Wednesday, 14 August 2013

Never the Twain

Some time ago I essentially gave up knitting for the boys. Handknits being what they are (not improved by frequent washing, prone to snags and pulls...), and small boys being what they are (perpetually covered in mud and/or food, prone to wrestling and running into bushes...) anything I made tended to get ruined depressingly quickly, or else the great cry went up "it itches", and it was never worn at all.

About Christmas, however, seeing me parcel up things I'd knitted for his new cousin in Australia, P came and asked me if I would knit him something for a change, so I asked him what he would like and he said a jumper with a train on it, and I relented and agreed.

My original plan was quite straightforward (so I thought). Two tank tops - one each - in the same colours, reversed, with a colourwork train around the bottom. I planned to knit them in something machine washable and not too warm, like bamboo, so that they could be worn over a t-shirt in the late spring when the weather was likely to be cool enough to need something, but perhaps not an actual jumper. I bought some yarn and set to work.

First I sketched out a train design on squared paper, then I worked out my gauge and did the maths and worked out the train design again to make it fit the size I needed. Then I swatched the train, and decided some of the coaches etc. were too long, and redesigned it again. Then I swatched again.
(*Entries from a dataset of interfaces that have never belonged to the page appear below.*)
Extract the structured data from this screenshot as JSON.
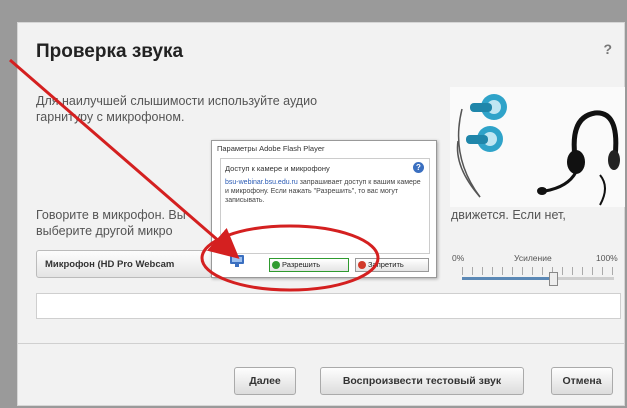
{
  "dialog": {
    "title": "Проверка звука",
    "help": "?",
    "intro_text": "Для наилучшей слышимости используйте аудио гарнитуру с микрофоном.",
    "mic_prompt_left": "Говорите в микрофон. Вы",
    "mic_prompt_left_2": "выберите другой микро",
    "mic_prompt_right": "движется. Если нет,",
    "mic_select_value": "Микрофон (HD Pro Webcam",
    "volume": {
      "min": "0%",
      "label": "Усиление",
      "max": "100%",
      "level": 0.6
    },
    "buttons": {
      "next": "Далее",
      "play_test": "Воспроизвести тестовый звук",
      "cancel": "Отмена"
    }
  },
  "flash": {
    "title": "Параметры Adobe Flash Player",
    "heading": "Доступ к камере и микрофону",
    "link": "bsu-webinar.bsu.edu.ru",
    "msg_after_link": " запрашивает доступ к вашим камере и микрофону. Если нажать \"Разрешить\", то вас могут записывать.",
    "allow": "Разрешить",
    "deny": "Запретить"
  },
  "icons": [
    "help-icon",
    "headset-icon",
    "earbuds-icon",
    "question-icon",
    "camera-icon",
    "allow-check-icon",
    "deny-icon"
  ],
  "colors": {
    "annotation": "#d42020",
    "link": "#2a5bb5",
    "allow": "#2f9a2f",
    "deny": "#d13a2a"
  }
}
Then I decided the fabric was too loose, changed needles, recalculated the number of stitches again, redesigned the train, and swatched again. Then P asked me if one of the carriages could be a crane, so I changed it again. Then I finally started knitting properly, but when I got to the train I found knitting in the round the carried thread showed through a lot where the yarn was carried round between the front of the engine and the end of the guard's van, so I spent some time experimenting with different ways of carrying and catching in the yarn, and swatched in the round about three times.
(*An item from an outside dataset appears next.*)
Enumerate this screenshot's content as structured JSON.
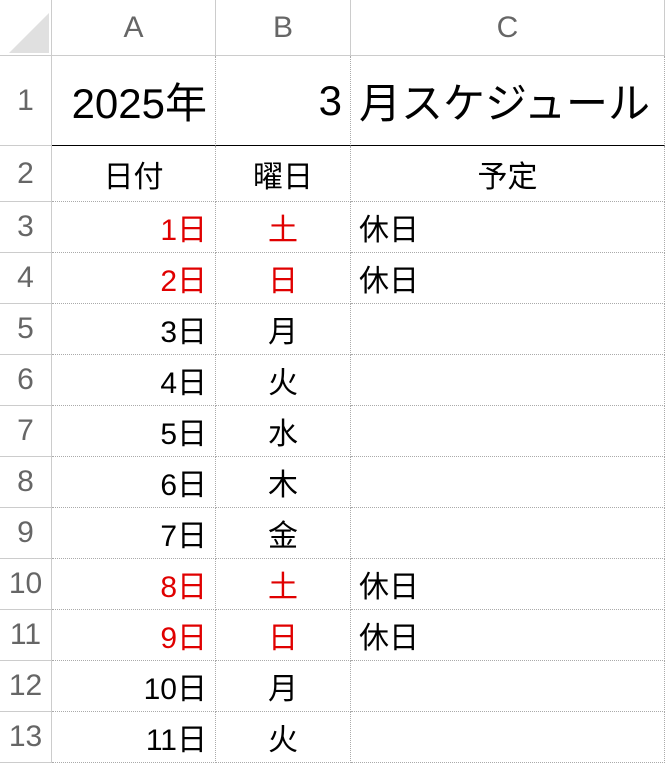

At this point I did what I should have done in the first place and did some reading about colourwork (and asked about a bit among the knitting cognoscenti) and realised that bamboo was a silly thing to chose and I really needed something that would stick together more, like wool. So I considered chucking the whole thing in the bin, but P kept asking "is my jumper finished yet", so I didn't. Then I considered just doing the whole thing in duplicate stitch, which would probably have been better on the whole, but I refused to be beaten. So I replanned everything yet again to leave the smallest possible number of stitches between the two ends of the train, and set myself to learn to hold the two colours one in each hand, and that seemed to work better. And I finally got going in earnest. For about 15 minutes three times a week, because that's about how much time I get to knit these days.
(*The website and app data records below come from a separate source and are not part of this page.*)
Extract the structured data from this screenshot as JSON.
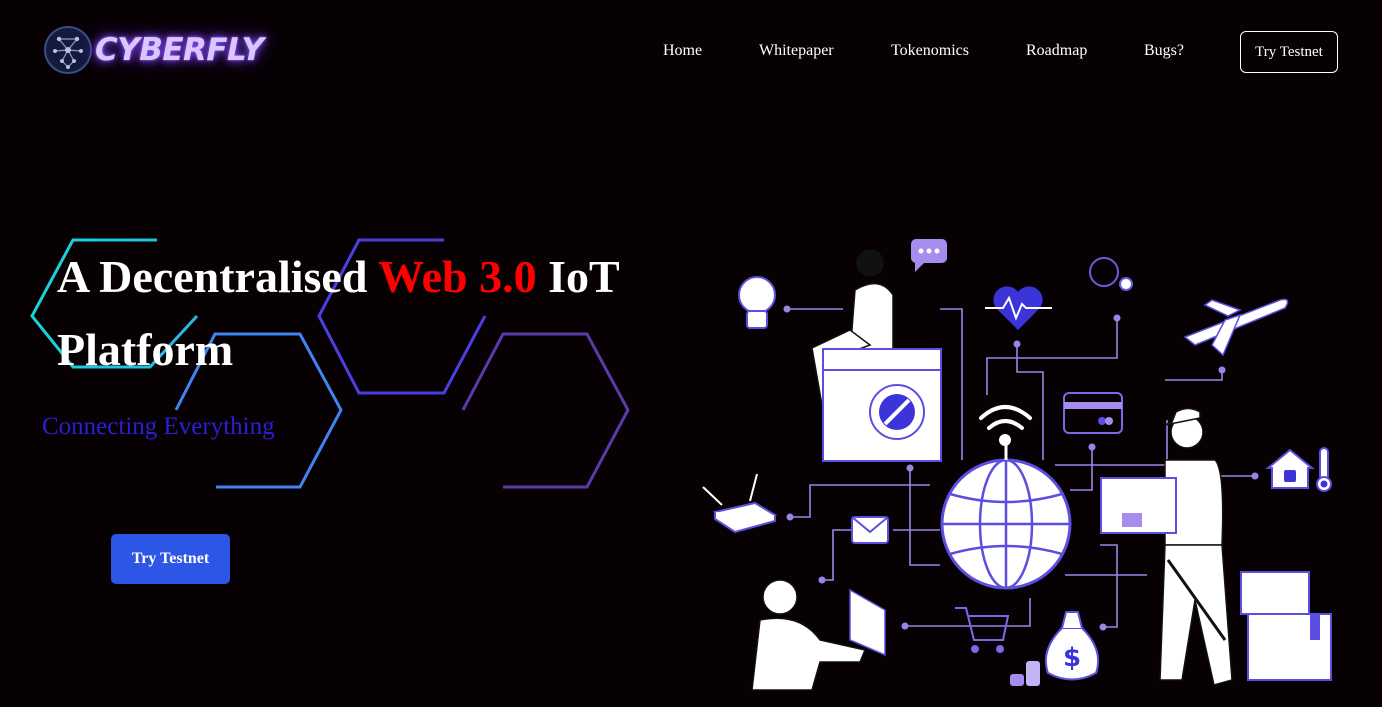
{
  "brand": {
    "name": "CYBERFLY",
    "logo_icon": "network-node-icon"
  },
  "nav": {
    "items": [
      "Home",
      "Whitepaper",
      "Tokenomics",
      "Roadmap",
      "Bugs?"
    ],
    "cta_label": "Try Testnet"
  },
  "hero": {
    "title_part1": "A Decentralised ",
    "title_accent": "Web 3.0",
    "title_part2": " IoT Platform",
    "subtitle": "Connecting Everything",
    "cta_label": "Try Testnet"
  },
  "colors": {
    "background": "#070104",
    "accent_red": "#ff0000",
    "subtitle_blue": "#2a1fd6",
    "button_blue": "#2d55e6",
    "illustration_purple": "#5b4ee0"
  },
  "illustration_icons": [
    "bulb-icon",
    "chat-bubble-icon",
    "heart-rate-icon",
    "weather-icon",
    "airplane-icon",
    "washing-machine-icon",
    "wifi-icon",
    "credit-card-icon",
    "globe-icon",
    "router-icon",
    "mail-icon",
    "shopping-cart-icon",
    "money-bag-icon",
    "smart-home-icon",
    "thermometer-icon",
    "package-icon"
  ]
}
And now at long last, after more delays while I worked out how to shape the arm holes, and the neck, and how to do the ribbing on the neck, and how to unpick it and do it again differently because P couldn't get his head through, and whether or not I should sew buttons on for the wheels* - finally, they're finished. Just in time for the coolish autumn weather. And they must have, ooh, all of three weeks' wear left in them before they'll be too small. Still, gives them less time to rip, stain, and generally ruin them I suppose.

 * Consensus of opinion on Facebook was not.